return sock

def read_socket_data(conn_in: socket.socket):
"""Read data from socket"""
while True:
data = conn_in.recv(4) # Data: 4 bytes length + body
if len(data) > 0:
body_len = struct.unpack(">L", data)[0]
data = conn_in.recv(body_len)
record: LogRecord = logging.makeLogRecord(pickle.loads(data))
logging.debug("Socket connection lost")

if __name__ == "__main__":
logging.basicConfig(level=logging.DEBUG, format='[%(asctime)s] %(message)s',

sock = create_socket()
sock.bind(("", port)) # Local connections only
sock.listen(1) # One client can be connected
logging.debug("Logs listening thread started")
while True:
conn, _ = sock.accept()
logging.debug("Socket connection established")
except socket.timeout:
logging.debug("Socket listening: no data")

The tricky part here is to use the emit method, which adds all remote data received by a socket to an active StreamHandler.

6. Bonus: Log filters

Finally, a small bonus for readers who were attentive enough to read until this part. It is also easy to add custom filters to logs. Let’s say we want to log only X and Y values into the file for future analysis. It is easy to create a new Filter class, which will save to log only strings containing “x:” or “y:” records:

from logging import LogRecord, Filter

class DataFilter(Filter):
"""Filter for logging messages"""

def filter(self, record: LogRecord) -> bool:
"""Save only filtered data"""
return "x:" in record.msg.lower() or "y:" in record.msg.lower()

Then we can easily add this filter to the file log. Our console output will stay intact, but the file will have only “x:” and “y:” values.

file_handler = logging.FileHandler("debug.log")

format='[%(asctime)s] %(message)s',
handlers=[file_handler, logging.StreamHandler()])


In this short article, we learned several easy ways to incorporate logs into the Python application. Logging in Python is a very flexible framework, and it is definitely worth spending some time investigating how it works.

Thanks for reading, and good luck with future experiments.
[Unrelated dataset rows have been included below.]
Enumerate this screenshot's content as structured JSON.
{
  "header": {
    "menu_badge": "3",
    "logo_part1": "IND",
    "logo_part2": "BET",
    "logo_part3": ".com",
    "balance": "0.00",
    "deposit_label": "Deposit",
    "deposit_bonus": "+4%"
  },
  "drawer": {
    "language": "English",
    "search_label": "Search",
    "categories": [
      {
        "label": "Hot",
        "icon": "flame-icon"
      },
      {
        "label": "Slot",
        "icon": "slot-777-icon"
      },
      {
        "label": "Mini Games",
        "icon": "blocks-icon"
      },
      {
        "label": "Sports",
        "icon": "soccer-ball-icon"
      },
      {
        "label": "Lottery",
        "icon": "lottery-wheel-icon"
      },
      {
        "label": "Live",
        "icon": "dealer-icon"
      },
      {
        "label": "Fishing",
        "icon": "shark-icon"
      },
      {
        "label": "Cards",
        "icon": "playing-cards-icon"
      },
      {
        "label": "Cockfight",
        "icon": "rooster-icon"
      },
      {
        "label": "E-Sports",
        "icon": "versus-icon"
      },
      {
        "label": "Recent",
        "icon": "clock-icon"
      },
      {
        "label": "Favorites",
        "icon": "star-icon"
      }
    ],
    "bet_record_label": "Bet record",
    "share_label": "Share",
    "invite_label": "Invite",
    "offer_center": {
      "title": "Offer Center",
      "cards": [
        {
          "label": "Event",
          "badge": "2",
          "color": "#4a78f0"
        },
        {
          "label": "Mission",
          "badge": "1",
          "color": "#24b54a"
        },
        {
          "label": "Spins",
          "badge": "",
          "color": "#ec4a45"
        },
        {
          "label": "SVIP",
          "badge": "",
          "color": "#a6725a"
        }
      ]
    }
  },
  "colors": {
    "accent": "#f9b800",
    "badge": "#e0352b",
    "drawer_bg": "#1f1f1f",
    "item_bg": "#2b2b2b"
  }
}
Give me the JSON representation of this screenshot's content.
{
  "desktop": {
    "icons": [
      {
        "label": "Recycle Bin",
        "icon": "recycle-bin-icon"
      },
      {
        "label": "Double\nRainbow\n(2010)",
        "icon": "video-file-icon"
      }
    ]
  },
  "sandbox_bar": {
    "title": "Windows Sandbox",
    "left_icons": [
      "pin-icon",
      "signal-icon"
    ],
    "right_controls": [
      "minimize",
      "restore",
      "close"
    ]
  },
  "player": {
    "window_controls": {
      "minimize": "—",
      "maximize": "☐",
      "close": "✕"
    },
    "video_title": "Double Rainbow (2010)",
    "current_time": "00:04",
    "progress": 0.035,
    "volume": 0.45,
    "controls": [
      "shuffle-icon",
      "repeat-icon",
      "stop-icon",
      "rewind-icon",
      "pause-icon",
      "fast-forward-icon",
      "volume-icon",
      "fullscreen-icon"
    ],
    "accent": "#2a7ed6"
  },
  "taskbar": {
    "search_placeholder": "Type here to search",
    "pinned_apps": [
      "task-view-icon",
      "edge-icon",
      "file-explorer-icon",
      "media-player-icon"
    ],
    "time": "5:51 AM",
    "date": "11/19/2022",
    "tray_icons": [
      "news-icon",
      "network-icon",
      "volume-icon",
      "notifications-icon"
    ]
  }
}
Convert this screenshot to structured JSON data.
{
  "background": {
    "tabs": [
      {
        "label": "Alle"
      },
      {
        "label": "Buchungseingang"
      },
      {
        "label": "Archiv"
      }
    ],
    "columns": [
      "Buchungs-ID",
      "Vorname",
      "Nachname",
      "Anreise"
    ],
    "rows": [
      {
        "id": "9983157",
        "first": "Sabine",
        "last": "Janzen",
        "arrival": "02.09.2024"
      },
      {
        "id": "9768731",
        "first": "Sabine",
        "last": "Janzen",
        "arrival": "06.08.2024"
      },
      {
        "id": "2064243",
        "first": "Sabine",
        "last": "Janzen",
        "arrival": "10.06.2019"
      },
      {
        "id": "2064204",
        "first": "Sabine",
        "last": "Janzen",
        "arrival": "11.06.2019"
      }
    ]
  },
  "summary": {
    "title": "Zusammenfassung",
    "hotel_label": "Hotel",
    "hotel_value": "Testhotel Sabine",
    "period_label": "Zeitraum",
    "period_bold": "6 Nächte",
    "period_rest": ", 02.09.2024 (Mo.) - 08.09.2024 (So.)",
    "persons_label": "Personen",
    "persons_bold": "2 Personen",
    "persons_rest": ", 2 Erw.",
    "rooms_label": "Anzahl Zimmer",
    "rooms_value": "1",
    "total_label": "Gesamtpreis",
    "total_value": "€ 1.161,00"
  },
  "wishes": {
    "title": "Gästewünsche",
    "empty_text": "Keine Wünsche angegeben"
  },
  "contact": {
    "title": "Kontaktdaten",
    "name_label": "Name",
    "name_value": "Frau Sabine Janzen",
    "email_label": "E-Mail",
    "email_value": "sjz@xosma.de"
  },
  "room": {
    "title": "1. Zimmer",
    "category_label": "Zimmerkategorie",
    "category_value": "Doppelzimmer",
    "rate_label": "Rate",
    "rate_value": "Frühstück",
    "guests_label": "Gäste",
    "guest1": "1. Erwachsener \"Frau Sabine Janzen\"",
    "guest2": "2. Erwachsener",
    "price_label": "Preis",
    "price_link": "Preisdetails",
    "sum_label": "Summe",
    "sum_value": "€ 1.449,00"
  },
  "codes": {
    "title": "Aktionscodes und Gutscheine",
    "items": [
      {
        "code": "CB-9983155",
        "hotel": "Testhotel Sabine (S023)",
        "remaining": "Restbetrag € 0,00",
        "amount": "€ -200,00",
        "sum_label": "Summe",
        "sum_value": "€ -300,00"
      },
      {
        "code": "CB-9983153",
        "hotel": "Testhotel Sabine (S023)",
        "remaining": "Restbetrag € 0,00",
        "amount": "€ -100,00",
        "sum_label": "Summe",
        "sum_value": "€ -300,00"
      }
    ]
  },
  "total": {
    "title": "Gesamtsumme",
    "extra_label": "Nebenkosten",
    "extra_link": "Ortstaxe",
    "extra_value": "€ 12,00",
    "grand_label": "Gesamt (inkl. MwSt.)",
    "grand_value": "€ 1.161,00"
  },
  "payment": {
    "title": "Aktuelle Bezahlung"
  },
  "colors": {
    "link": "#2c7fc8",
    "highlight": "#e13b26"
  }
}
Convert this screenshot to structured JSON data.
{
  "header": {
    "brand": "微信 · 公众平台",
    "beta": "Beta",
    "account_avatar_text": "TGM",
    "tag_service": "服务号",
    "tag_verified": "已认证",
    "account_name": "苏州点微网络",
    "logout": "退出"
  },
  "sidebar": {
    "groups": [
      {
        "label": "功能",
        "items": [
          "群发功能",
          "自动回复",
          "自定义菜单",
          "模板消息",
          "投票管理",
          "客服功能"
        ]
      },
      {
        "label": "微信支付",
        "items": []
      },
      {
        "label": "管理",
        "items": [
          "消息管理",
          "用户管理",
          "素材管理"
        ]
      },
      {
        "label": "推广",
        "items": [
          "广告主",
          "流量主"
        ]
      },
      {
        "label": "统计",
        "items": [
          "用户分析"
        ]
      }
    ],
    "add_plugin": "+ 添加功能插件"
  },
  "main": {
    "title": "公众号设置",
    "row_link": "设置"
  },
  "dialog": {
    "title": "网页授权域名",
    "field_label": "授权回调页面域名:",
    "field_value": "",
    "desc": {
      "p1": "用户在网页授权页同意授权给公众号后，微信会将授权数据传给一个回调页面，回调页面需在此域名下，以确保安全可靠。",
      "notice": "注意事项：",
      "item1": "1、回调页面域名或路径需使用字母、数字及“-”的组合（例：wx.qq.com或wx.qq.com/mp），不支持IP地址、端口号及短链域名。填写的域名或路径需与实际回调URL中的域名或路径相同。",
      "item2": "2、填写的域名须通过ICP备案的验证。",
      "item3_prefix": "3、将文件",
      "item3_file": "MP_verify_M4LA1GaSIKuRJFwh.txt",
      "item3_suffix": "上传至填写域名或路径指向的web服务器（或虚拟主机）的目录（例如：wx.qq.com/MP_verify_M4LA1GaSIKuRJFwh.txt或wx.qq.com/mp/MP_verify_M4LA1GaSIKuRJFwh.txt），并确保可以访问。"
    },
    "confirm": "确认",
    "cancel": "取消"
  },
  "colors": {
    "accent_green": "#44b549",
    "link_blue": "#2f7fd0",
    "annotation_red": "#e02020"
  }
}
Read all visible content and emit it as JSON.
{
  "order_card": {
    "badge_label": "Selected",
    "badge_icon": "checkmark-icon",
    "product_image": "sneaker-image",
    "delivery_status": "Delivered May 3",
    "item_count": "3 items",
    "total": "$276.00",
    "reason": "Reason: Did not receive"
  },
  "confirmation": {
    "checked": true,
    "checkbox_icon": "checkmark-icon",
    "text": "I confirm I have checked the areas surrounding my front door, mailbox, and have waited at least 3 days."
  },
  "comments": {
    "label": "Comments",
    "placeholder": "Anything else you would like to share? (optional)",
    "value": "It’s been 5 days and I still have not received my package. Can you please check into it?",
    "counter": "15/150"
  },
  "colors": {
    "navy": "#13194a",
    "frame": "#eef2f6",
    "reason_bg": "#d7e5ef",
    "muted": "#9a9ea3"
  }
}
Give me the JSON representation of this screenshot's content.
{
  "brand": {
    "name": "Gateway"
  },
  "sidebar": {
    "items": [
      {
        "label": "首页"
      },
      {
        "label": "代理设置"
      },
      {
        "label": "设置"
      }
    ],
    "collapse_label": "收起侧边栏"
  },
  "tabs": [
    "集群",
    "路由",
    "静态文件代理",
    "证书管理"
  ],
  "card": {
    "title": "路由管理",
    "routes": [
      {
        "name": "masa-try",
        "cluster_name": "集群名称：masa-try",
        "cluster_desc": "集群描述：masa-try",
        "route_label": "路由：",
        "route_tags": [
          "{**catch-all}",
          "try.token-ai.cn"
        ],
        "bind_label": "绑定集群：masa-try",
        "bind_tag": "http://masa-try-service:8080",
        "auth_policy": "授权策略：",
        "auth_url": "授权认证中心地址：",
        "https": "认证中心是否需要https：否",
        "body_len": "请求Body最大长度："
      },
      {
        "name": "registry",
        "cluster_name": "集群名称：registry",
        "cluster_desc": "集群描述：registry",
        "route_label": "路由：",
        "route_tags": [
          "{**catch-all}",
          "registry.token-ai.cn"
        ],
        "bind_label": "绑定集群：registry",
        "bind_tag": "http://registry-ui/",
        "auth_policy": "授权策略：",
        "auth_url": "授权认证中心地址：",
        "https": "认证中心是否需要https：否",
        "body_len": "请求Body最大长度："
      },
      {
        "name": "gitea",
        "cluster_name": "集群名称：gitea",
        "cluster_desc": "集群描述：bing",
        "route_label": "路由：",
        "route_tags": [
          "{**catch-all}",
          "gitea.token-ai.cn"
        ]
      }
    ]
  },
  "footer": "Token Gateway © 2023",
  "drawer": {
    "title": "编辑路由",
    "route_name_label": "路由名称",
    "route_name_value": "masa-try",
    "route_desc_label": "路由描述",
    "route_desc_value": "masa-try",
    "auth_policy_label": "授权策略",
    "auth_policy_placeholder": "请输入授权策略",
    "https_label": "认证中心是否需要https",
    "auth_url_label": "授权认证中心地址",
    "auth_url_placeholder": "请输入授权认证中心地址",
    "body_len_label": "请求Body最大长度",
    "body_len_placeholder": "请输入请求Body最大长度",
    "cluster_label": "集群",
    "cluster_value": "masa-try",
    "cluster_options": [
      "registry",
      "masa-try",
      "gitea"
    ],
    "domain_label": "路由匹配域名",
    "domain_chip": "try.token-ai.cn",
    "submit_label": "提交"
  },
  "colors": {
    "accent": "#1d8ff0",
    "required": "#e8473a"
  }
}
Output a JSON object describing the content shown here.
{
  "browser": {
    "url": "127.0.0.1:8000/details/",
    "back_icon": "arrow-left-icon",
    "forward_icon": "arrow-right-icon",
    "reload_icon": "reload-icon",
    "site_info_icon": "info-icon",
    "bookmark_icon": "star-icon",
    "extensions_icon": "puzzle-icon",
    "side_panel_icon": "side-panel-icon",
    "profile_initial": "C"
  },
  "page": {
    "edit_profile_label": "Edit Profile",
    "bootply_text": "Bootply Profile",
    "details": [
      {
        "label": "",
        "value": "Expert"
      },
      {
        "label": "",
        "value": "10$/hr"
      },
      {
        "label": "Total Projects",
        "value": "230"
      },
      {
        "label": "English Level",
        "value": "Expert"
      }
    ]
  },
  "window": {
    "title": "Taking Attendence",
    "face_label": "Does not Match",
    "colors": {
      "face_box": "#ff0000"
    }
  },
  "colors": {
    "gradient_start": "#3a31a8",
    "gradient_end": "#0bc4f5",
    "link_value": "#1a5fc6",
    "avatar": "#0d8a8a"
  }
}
If you enjoyed this story, feel free to subscribe to Medium, and you will get notifications when my new articles will be published, as well as full access to thousands of stories from other authors.

Source link

Leave a Comment